Now before I list recommended vaccinations to have before traveling to Japan, I am not a doctor (obviously). I definitely recommend talking to your doctor and asking what vaccines and medicines you need based on where you are going, how long you are staying, what you will be doing in Japan. 

For my personal situation, they recommended that I be vaccinated against hepatitis A (contracted through food and water), hepatitis B (contracted through sexual contact, contaminated needles, blood products, bodily fluids), and Japanese encephalitis. Personally, I feel the most important vaccination is the one for Japanese encephalitis.

Japanese encephalitis is a very serious disease (may cause death) that spreads through mosquito bites and there is a risk to contract the disease throughout the cursory — especially in rural and agricultural areas. According to the CDC “Symptoms usually take 5-15 days to develop and include fever, headache, vomiting, confusion, and difficulty moving. Symptoms that develop later include swelling around the brain and coma”.
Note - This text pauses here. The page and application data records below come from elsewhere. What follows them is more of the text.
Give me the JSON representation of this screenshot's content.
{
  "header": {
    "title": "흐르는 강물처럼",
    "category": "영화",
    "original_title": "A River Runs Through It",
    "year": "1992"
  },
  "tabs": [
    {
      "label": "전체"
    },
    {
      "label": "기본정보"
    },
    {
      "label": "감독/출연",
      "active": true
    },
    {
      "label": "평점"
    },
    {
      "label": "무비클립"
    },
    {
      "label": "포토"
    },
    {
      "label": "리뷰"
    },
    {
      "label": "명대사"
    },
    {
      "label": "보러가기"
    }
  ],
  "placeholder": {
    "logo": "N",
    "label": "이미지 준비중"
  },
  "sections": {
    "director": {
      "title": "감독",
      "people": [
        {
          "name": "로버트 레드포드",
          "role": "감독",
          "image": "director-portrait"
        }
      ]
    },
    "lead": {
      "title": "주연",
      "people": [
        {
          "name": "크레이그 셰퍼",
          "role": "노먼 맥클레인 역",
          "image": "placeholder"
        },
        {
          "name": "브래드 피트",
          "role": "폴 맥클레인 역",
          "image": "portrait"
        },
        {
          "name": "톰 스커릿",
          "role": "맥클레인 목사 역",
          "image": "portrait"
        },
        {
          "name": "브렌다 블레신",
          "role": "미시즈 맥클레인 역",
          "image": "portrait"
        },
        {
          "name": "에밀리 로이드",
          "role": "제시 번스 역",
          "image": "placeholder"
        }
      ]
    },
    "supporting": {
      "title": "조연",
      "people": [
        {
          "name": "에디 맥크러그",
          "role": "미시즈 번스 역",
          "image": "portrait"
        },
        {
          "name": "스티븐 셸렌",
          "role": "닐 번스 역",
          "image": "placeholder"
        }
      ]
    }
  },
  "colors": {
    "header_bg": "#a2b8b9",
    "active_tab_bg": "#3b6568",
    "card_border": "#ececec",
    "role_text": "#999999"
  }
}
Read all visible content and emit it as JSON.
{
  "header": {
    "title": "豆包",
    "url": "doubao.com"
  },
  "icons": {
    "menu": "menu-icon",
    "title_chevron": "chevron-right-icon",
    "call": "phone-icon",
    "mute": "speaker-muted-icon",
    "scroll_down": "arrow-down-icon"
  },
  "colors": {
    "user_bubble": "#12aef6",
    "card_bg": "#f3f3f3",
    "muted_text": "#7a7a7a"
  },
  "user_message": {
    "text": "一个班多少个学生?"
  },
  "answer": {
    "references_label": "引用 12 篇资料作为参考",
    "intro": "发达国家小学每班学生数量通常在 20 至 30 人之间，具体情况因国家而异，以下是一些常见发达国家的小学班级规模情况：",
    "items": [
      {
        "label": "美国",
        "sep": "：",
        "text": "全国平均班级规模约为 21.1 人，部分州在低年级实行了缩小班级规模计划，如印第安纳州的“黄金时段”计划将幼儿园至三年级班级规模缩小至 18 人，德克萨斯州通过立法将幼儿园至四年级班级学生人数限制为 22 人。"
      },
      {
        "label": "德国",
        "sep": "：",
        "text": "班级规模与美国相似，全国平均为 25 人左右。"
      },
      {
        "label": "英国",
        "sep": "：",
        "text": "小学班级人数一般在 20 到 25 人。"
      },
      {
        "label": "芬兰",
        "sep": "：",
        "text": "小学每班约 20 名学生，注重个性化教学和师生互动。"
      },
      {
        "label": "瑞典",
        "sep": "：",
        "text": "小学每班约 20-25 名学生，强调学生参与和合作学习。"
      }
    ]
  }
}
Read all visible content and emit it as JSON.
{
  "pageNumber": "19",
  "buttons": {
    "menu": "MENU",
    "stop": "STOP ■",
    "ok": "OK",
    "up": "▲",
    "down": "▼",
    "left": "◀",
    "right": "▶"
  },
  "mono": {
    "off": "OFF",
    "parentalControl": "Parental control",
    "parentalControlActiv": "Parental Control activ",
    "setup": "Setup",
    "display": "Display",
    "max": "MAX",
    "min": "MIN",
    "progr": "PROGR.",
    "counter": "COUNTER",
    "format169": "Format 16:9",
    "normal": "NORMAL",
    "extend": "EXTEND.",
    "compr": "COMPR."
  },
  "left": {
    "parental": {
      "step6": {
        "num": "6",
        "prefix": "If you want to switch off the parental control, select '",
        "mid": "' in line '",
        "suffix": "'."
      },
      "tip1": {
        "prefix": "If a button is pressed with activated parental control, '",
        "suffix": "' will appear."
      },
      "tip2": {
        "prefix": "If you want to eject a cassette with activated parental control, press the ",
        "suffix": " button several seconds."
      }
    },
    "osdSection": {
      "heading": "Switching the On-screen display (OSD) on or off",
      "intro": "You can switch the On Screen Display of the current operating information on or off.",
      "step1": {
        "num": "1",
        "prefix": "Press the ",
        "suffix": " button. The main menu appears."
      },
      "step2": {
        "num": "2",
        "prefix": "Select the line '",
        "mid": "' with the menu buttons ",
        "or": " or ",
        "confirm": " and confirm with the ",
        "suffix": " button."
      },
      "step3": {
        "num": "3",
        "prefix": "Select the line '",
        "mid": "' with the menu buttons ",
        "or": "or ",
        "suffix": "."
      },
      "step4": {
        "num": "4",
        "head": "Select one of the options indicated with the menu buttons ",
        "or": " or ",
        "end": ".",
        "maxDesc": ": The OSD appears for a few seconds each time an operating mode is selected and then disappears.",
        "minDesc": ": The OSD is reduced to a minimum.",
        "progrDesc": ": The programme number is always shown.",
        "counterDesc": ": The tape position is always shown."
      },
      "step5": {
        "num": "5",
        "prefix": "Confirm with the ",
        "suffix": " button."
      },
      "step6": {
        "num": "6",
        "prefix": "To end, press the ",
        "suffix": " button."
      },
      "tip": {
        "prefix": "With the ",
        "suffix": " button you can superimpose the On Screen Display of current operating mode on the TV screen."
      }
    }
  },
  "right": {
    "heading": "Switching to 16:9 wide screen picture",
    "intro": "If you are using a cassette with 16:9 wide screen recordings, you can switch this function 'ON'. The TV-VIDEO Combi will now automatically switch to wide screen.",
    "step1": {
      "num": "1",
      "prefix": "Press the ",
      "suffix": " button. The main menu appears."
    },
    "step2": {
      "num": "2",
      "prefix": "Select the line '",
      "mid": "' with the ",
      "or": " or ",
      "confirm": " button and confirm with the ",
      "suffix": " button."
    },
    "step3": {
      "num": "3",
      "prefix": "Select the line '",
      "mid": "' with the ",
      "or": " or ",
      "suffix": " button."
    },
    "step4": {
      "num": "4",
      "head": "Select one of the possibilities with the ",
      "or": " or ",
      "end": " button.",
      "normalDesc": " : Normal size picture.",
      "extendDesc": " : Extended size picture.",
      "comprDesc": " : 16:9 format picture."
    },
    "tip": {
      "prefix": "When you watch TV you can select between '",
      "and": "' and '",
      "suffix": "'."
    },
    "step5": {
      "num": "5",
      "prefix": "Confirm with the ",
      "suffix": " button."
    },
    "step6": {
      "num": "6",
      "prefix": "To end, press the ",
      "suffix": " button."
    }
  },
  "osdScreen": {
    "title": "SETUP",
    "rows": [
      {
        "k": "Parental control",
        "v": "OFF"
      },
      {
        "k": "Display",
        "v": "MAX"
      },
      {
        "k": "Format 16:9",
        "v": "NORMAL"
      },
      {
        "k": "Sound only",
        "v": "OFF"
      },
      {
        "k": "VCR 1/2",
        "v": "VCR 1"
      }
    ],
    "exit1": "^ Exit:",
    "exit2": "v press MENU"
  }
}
It’s serious business. In order to further protect yourself, you should wear long-sleeves, long pants, hats, etc. and wear an insect repellent that contains DEET such as Off!, Cutter, Sawyer, and Ultrathon. The last time I went to Japan, I bought Off! and it worked very well. When I had one or two mosquito bites, my fellow exchange students had like 10 plus. 

Again, I definitely recommend talking to your doctor and asking what vaccines and medicines you need. 


Posted in Japan

March 26, 2016

So, it has been determined that I need to be in Nagoya by March 26, 2016. Which means that I need to leave the States either on March 24th or March 25th (depending on the length of the flight). Now, Nagoya is not my placement [update: my placement is Toyota City, Japan] , it is where the training will be held. Unfortunately, I do not know where I will be placed yet. Which is, to be honest, a little frustrating because I have about a month left and I would feel better knowing where I am living next year. In the meantime, there are things that I should be doing. Like… 

  • Notifying my banks that I am moving abroad
  • Getting some cash and yen (AAA or bank) [Got it from my bank]
  • Scheduling check-ups with doctors 
  • Packing (shoes, office wardrobe, etc.)
  • Getting my VISA
  • Purchasing a medical ID tag for allergy (allergy listed in Japanese and English)
  • Getting international drivers permit (just in case)
  • Taking my COE to Japanese Embassy and get Entry Permit
  • Figuring out what to do with my hair
  • Getting ticket to Nagoya
  • Making copies of all important documents (passport, contract, COE, etc.) to keep with me and to leave at home
  • Canceling gym membership
  • Taking photos of home and family to bring with me (for students and myself)
  • Enrolling in STEP (Smart Traveler Enrollment Program)
  • Getting all vaccinations

The list isn’t all-inclusive obviously and I am more than open to suggestions… but I think it is a good start.